“I’m ideally served when system search parameters quickly personalize around the specific industry,” Hein said. “But I don’t have time for a sales rep to get up to speed on a new client industry. An AI platform can quickly handle data from a new client, reducing that learning curve. On day one, you can look much more knowledgeable.”
Most Immediate ROI of AI in Distribution Sales
We’ve asked this question before, but it bears repeating: If AI-driven software is such an excellent tool for distribution sales, why hasn’t adoption exploded?
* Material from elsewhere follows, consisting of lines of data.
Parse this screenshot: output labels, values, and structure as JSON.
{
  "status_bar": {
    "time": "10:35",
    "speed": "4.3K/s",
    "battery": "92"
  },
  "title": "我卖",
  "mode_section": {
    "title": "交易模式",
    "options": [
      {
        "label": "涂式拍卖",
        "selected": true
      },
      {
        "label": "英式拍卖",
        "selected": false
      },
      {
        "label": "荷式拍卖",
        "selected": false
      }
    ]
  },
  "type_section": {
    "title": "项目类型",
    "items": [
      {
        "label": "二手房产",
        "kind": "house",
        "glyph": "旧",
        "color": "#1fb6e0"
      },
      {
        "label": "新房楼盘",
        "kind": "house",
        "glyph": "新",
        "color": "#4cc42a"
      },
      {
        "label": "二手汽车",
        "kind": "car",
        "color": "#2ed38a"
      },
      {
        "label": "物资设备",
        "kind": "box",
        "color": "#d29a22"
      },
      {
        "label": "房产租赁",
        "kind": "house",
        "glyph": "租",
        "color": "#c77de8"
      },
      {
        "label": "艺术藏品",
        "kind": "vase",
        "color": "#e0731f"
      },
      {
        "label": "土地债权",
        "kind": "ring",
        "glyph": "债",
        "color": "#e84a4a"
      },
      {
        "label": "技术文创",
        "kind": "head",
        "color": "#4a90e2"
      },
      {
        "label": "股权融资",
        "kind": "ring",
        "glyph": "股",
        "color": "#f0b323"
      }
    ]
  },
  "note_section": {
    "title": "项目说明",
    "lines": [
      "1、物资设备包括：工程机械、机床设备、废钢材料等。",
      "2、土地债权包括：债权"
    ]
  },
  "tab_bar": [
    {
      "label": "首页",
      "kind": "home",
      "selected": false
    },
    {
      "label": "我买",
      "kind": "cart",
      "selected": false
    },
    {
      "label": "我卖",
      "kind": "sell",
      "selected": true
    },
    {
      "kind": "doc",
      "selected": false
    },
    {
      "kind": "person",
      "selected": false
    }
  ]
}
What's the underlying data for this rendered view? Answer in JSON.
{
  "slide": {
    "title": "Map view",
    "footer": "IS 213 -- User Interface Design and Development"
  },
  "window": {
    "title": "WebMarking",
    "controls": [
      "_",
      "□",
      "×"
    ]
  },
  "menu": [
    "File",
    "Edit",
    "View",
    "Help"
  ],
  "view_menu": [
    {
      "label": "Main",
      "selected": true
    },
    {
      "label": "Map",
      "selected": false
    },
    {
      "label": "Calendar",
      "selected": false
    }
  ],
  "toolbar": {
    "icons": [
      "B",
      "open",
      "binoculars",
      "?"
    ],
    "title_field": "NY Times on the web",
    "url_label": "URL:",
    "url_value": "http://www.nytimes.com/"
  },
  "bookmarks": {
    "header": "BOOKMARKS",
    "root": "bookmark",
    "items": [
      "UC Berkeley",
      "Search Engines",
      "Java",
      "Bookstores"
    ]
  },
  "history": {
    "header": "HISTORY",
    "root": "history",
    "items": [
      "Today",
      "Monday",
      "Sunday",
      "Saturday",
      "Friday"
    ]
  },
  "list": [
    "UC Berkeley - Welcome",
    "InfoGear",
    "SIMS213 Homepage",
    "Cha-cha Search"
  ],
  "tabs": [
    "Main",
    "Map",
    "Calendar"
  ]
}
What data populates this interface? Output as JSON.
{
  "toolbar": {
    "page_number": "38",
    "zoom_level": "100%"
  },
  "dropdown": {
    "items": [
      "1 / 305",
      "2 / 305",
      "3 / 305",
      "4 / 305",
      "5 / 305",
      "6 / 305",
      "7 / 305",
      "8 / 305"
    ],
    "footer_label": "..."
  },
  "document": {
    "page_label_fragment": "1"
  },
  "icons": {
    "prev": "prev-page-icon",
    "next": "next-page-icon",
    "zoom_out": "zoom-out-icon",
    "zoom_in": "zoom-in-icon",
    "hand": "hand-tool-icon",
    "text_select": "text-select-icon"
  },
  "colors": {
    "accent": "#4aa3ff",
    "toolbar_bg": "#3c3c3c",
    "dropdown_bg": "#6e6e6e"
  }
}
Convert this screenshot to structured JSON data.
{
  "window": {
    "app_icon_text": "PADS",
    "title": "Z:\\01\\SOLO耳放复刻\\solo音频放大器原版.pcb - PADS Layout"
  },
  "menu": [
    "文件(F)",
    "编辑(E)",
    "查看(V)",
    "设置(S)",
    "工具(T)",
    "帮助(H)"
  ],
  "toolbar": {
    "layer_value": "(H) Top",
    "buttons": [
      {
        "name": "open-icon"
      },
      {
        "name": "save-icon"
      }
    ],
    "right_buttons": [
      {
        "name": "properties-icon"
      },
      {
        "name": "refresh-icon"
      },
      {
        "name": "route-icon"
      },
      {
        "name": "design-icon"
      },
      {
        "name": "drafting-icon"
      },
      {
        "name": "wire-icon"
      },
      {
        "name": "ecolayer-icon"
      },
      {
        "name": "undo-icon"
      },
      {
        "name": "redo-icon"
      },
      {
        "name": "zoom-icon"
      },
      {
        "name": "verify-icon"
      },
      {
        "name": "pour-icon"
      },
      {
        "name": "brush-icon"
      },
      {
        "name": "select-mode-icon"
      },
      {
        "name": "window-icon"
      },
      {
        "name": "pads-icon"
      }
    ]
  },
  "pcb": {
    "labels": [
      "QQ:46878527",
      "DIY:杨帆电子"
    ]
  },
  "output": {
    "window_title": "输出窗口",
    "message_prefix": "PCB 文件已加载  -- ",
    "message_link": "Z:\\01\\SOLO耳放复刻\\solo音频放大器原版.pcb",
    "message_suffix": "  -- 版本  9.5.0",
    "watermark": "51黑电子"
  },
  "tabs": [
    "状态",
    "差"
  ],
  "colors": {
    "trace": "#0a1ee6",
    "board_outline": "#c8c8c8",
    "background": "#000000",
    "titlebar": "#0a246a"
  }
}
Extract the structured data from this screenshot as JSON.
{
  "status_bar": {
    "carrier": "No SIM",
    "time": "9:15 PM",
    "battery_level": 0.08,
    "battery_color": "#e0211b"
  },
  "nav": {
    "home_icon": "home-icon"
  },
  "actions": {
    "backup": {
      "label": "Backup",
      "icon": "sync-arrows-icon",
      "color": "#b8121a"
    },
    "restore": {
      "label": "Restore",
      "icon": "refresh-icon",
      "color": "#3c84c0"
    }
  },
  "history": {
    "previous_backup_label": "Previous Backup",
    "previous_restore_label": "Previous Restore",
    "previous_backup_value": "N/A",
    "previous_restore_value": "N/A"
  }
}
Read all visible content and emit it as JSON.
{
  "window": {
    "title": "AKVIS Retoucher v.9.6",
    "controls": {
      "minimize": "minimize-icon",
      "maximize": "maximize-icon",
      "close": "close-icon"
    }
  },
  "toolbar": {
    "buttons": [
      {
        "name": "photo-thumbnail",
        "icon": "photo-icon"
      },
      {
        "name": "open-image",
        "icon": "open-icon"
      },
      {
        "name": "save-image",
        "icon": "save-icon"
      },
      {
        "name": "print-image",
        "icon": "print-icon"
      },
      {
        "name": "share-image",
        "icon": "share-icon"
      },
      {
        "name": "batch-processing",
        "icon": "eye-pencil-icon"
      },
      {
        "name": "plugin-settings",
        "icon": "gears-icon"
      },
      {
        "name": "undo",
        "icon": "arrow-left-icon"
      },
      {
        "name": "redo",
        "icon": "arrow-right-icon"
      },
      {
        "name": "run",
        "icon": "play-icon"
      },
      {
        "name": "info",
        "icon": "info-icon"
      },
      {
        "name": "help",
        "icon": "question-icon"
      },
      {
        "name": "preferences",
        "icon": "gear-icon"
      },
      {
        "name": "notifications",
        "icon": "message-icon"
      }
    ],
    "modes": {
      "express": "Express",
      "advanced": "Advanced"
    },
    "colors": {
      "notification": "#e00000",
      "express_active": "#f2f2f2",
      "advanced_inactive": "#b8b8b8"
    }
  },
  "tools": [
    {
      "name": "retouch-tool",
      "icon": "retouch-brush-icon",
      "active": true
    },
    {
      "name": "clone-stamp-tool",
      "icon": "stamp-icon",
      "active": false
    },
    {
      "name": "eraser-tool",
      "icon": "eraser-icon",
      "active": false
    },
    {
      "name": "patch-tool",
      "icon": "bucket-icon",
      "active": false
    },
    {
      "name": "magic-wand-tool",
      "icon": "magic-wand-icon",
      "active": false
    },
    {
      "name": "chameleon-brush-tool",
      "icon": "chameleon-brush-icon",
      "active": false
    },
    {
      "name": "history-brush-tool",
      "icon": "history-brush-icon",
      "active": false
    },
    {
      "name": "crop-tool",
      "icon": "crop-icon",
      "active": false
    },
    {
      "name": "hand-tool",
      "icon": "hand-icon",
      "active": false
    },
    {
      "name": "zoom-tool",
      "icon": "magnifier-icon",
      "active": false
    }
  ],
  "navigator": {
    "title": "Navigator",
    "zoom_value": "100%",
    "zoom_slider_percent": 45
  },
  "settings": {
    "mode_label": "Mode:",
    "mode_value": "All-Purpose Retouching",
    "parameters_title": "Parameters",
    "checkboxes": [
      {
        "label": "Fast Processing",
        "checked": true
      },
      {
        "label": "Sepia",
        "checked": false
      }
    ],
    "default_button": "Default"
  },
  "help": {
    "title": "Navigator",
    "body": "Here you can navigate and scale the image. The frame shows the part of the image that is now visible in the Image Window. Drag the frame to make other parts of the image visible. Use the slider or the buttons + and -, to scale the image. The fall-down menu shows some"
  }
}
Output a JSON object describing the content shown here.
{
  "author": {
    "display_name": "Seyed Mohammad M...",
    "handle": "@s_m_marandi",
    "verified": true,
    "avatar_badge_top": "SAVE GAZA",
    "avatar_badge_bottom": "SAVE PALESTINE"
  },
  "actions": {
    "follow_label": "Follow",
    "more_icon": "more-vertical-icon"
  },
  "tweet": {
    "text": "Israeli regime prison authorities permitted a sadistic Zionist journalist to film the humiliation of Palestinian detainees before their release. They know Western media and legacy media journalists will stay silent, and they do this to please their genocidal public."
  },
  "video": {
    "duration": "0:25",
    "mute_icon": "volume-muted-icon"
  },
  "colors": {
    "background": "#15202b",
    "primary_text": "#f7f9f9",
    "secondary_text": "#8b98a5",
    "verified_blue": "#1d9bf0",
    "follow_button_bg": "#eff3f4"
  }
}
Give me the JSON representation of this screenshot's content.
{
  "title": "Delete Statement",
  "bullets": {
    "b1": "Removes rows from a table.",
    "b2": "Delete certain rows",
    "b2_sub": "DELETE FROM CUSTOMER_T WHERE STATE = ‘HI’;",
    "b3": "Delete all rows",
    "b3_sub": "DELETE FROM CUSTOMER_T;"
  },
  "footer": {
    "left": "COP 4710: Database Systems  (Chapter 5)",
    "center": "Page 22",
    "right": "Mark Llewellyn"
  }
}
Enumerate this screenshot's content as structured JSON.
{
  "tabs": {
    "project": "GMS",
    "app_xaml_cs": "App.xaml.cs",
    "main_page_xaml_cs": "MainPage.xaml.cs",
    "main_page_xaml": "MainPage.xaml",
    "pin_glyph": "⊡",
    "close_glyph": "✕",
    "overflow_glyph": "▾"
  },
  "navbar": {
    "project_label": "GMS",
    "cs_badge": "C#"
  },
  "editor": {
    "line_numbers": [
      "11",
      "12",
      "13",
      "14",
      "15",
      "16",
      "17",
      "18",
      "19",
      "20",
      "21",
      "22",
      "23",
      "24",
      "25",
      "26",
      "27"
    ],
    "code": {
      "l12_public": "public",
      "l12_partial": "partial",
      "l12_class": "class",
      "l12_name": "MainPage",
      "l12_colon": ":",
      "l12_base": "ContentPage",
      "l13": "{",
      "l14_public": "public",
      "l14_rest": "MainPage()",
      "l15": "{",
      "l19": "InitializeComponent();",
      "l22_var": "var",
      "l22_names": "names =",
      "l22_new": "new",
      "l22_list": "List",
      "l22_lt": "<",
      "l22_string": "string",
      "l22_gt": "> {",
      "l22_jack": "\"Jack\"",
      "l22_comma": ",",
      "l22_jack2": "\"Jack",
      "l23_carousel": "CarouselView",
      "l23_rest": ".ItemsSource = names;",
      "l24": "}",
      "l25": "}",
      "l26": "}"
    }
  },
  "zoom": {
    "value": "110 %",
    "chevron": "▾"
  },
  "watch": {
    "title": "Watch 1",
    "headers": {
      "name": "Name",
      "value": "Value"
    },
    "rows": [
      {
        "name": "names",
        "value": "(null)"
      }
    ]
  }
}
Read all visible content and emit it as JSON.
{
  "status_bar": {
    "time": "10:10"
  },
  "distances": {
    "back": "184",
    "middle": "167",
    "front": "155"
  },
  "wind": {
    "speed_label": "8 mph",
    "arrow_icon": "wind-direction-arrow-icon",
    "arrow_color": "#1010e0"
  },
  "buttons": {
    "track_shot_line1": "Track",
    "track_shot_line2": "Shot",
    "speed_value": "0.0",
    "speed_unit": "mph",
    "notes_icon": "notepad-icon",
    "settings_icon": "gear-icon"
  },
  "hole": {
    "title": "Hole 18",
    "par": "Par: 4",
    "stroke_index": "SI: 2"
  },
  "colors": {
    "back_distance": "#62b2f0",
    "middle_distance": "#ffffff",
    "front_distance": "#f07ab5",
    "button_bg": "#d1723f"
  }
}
Smith suggested implementing AI requires the right data volume to ensure the tool’s effectiveness. “Two things: Is that data clean and usable? No matter what tools you use, you’ll lose effectiveness if it isn’t. Second, if you don’t have the capabilities to leverage application programming interfaces (API) and can only do a flat file transfer, it won’t be a good fit.”
APIs are bridges in software that allows disparate online platforms to talk with each other. They are critical to integrating other software, such as your ERP or CRM.
Hein suggested another barrier to AI implementation: cultural acceptance of the tool. He said: “Sure, data is important. But everyone must be willing to embrace the workflow changes that come with these tools. There can be a lot of friction stemming from a culture not yet ready for AI. AI is still a new tool, bringing unique change management tasks. Your teams will have to trust the insights from the software.”
But all three panelists agreed on one thing: The impact of AI can be nearly immediate. They’ve seen it happen.
Creamer’s company regularly sees up to a 20% uplift in sales per customer from ecommerce sales recommendations. On the sales rep side, he said they increase sales productivity as soon as they start using the software.
Smith said: “It depends on your goals. But if we reduce errors and cut manual tasks by 50% it’s a big win for productivity right out of the gate.”
The discussion ended with a common concern we hear from distribution sales reps: Will AI take my job? Smith said sales jobs will change. AI will lessen the labor-intensive manual tasks, focusing sales reps on the higher-value consultative sales tasks.
“Distributors must figure out how they set their sales teams up to focus only on the skills they’ll need to succeed in the next era,” Creamer said.
Customers keep setting the bar higher and AI can help you deliver what they want. Technology may disrupt business as usual, but distributors should prepare now for a different way to sell, thanks to the growing promise of AI.
Join Distribution Strategy Group for our Oct. 3-5 conference in Chicago: Applied AI for Distributors. Learn more.